Been getting tons of questions. And just tons of feedback in general. In fact, out of everything I've ever written, this is the the e-book where I've gotten the most feedback from you. It's amazing, and I really appreciate it. Y'all are too good to me.
By the way, growing up in California if you'd ever told me I'd say y'all, I never would have believed you. Crazy Denver mid-west folks got me speakin' all cowboy!
Anyway, I'm getting SO MANY questions that I thought I'd answer 'em in a public place, 'cause it'll help out everyone all at once.
Frequently Asked Questions
Q: Should I do the chest high or head high RKC Swing, or should I do the full overhead CrossFit Swing?
A: Definitely chest/head high. When people go full overhead, all kinds of horrible things happen:
1.) Shoulders come up
2.) Head comes forward
3.) They don't get full hip extension
4.) The stress moves from the butt and hamstrings to the low back
Now, you could say that none of this *has to happen*, but a quick trip around the internet (lookup CrossFit Swing or full overhead swing), you'll see almost every picture or video of someone swinging full overhead has their head forward, shoulders up, pulling with their arms, lack of full hip extension. Almost every single one.
By the same token, look up RKC swing or Hard-Style swing and you'll see shoulders back and down, full hip extension, and head in line with the spine. This is the safe, healthy, and powerful position.
The CrossFit argument that full overhead is "full range of motion" is drastically flawed: The movement is about taking the hip joint from flexion to neutral – it's a hip-joint, butt-and-hamstring-muscle exercise. It isn't a shoulder joint delt/low back muscle exercise. If you make it a shoulder exercise, you're going to strain your low back sooner or later, period.
While rare, it is possible to do a full overhead swing with correct form, but that is NOT part of the 21 Day Kettlebell Swing Challenge.
Q: Can I add XYZ workout on top of this program?
A: If you are advanced enough to add to the 21 Day Kettlebell Swing Challenge, you don't have to ask permission or have me tell you how.
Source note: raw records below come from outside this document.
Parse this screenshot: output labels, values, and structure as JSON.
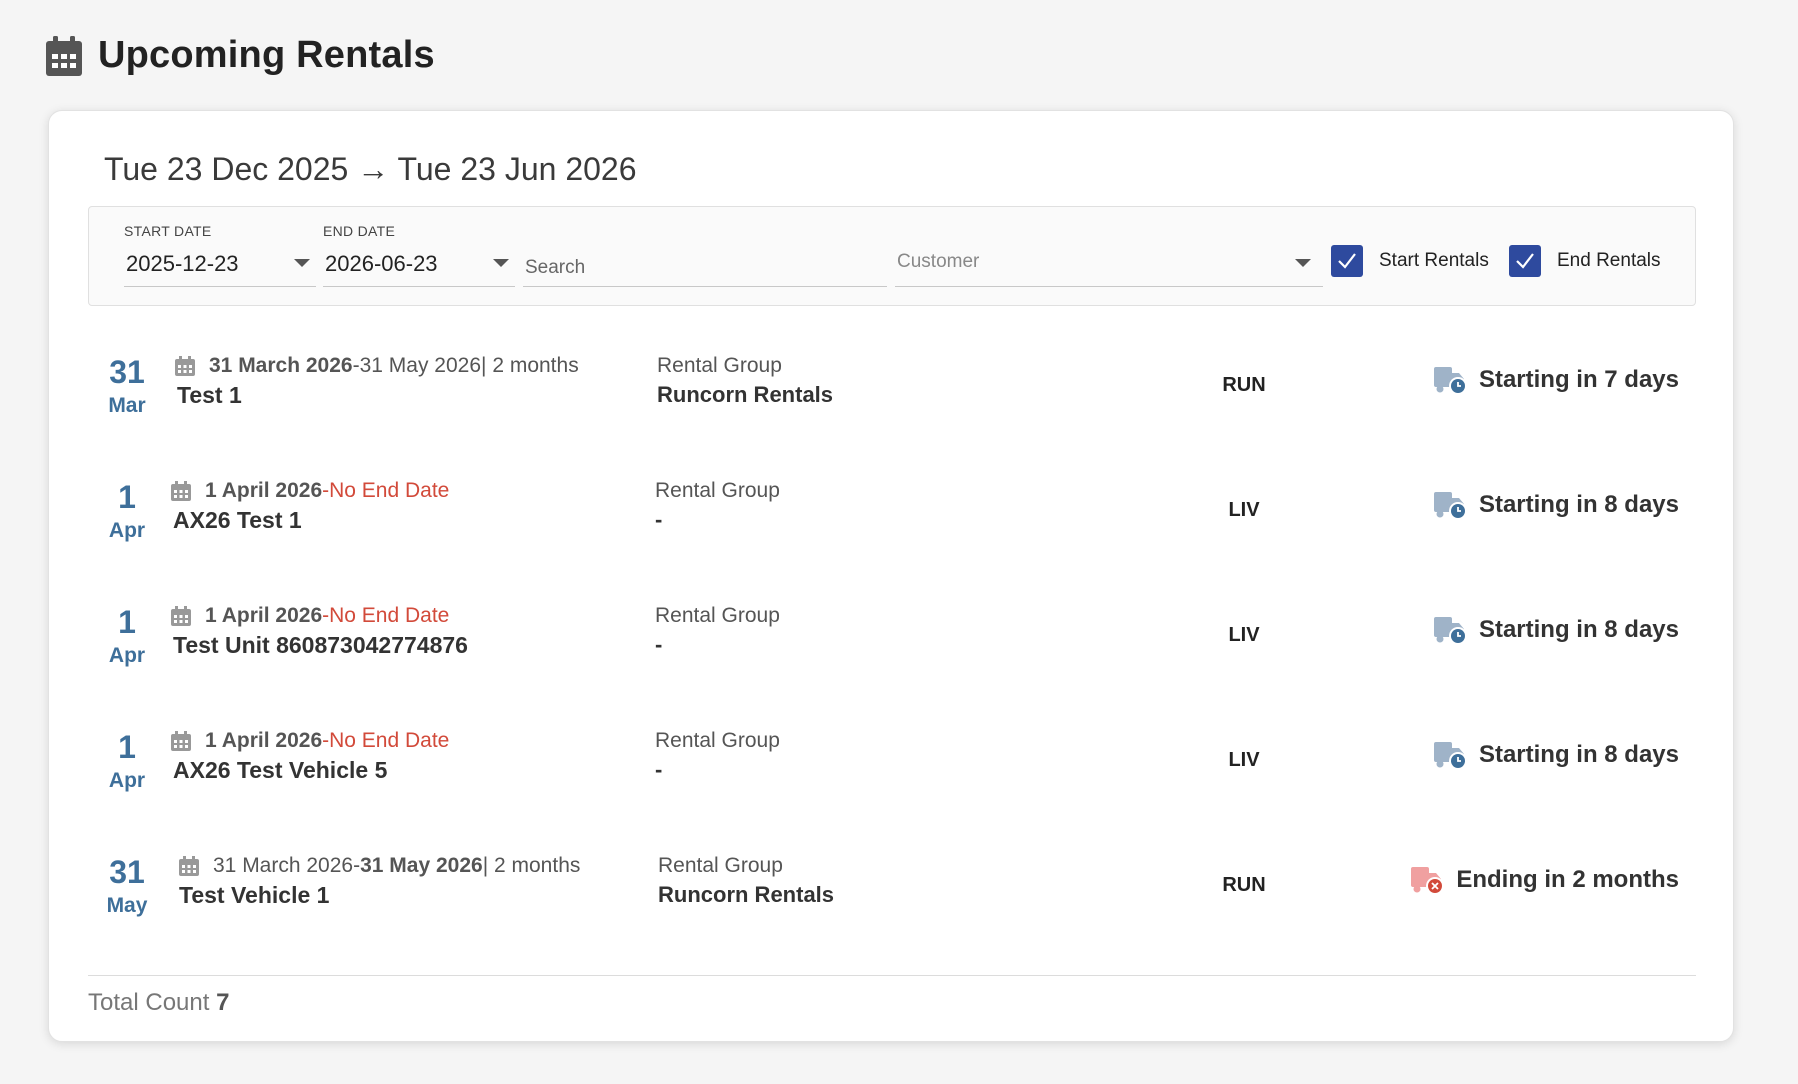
{
  "header": {
    "title": "Upcoming Rentals",
    "icon": "calendar-icon"
  },
  "range_title": "Tue 23 Dec 2025 → Tue 23 Jun 2026",
  "filters": {
    "start_date": {
      "label": "START DATE",
      "value": "2025-12-23"
    },
    "end_date": {
      "label": "END DATE",
      "value": "2026-06-23"
    },
    "search": {
      "placeholder": "Search"
    },
    "customer": {
      "placeholder": "Customer"
    },
    "start_rentals": {
      "label": "Start Rentals",
      "checked": true
    },
    "end_rentals": {
      "label": "End Rentals",
      "checked": true
    }
  },
  "rentals": [
    {
      "day": "31",
      "month": "Mar",
      "start": "31 March 2026",
      "start_bold": true,
      "sep": " - ",
      "end": "31 May 2026",
      "end_bold": false,
      "duration": " | 2 months",
      "no_end": false,
      "name": "Test 1",
      "group_label": "Rental Group",
      "group_value": "Runcorn Rentals",
      "code": "RUN",
      "status": "Starting in 7 days",
      "status_type": "starting"
    },
    {
      "day": "1",
      "month": "Apr",
      "start": "1 April 2026",
      "start_bold": true,
      "sep": " - ",
      "end": "No End Date",
      "end_bold": false,
      "duration": "",
      "no_end": true,
      "name": "AX26 Test 1",
      "group_label": "Rental Group",
      "group_value": "-",
      "code": "LIV",
      "status": "Starting in 8 days",
      "status_type": "starting"
    },
    {
      "day": "1",
      "month": "Apr",
      "start": "1 April 2026",
      "start_bold": true,
      "sep": " - ",
      "end": "No End Date",
      "end_bold": false,
      "duration": "",
      "no_end": true,
      "name": "Test Unit 860873042774876",
      "group_label": "Rental Group",
      "group_value": "-",
      "code": "LIV",
      "status": "Starting in 8 days",
      "status_type": "starting"
    },
    {
      "day": "1",
      "month": "Apr",
      "start": "1 April 2026",
      "start_bold": true,
      "sep": " - ",
      "end": "No End Date",
      "end_bold": false,
      "duration": "",
      "no_end": true,
      "name": "AX26 Test Vehicle 5",
      "group_label": "Rental Group",
      "group_value": "-",
      "code": "LIV",
      "status": "Starting in 8 days",
      "status_type": "starting"
    },
    {
      "day": "31",
      "month": "May",
      "start": "31 March 2026",
      "start_bold": false,
      "sep": " - ",
      "end": "31 May 2026",
      "end_bold": true,
      "duration": " | 2 months",
      "no_end": false,
      "name": "Test Vehicle 1",
      "group_label": "Rental Group",
      "group_value": "Runcorn Rentals",
      "code": "RUN",
      "status": "Ending in 2 months",
      "status_type": "ending"
    }
  ],
  "footer": {
    "total_label": "Total Count",
    "total_value": "7"
  },
  "colors": {
    "accent": "#3e6f9a",
    "checkbox": "#2e4a9e",
    "no_end": "#d24a3a",
    "truck_start": "#9fb3c8",
    "truck_end": "#f0a0a0"
  }
}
For most people, with a heavy enough kettlebell, this program will be a really impressive amount of work, all by itself.
Q: I'm a super beginner, and the beginner program is too hard. What do I do?
A: There is no rule that says you have to "fill up" each time interval. You do as many swings as you can in the time frame.
For some people, that might be 5-10 swings in a 30 second interval. In other words, it's ok to stop early.
I'd rather you do everything with perfect form than fill up the time with bad form swings. If it's bad form, it doesn't count. If it makes your lower back more sore than your butt and hamstrings, you're doing it wrong and you need to do both less reps and better form.
Q: I'm not sure my form is correct, what should I do?
A: Re-watch both the videos, re-read the description of swing form. Make sure you *DO* all of the learning exercises in the video.
If you have to do all your swings as towel swings in the beginning, that's ok.
If you need to add face away from the wall swing drill to your warm up every day to train sitting your butt back, do that.
If you really feel like you aren't getting it – seek out instruction from an RKC Certified Instructor.
Q: Why did you use kettlebell swings instead of kettlebell snatches?
A: Three reasons I didn't use snatches in the 21 Day Kettlebell Swing Challenge:
1.) Snatches about four times harder to learn than swings.
2.) Even for experienced kettlebell lifters, snatches can really tear up a person's hands.
3.) Snatches have no extra fat loss benefit over swings.
Q: How many kettlebells do I need?
A: The 21 Day Kettlebell Swing Challenge was designed to be done with one kettlebell only.
That being said, if you already have more than one kettlebell, you can do drop sets and other cool stuff.
Q: It's workout number number 10, and I'm starting to get really sore and run down, what do I do?
A: Do less reps per interval, or drop down to a lighter kettlebell.
There is no reason you have to "fill up" each interval with swing reps. Likewise, there is no rule that says that you have to use the same kettlebell for the whole program.
Days you feel great, feel free to rock it and fill up all the intervals or rock out with a heavier kettlebell. Days you feel tired and sore, do less reps per interval or drop down to a lighter kettlebell.
-Josh Hillis, RKC2, CPT, PES, ZMIS
author of 21 Day Kettlebell Swing Challenge
featured in USA Today and The Denver Post,
and quoted in the Los Angeles Times.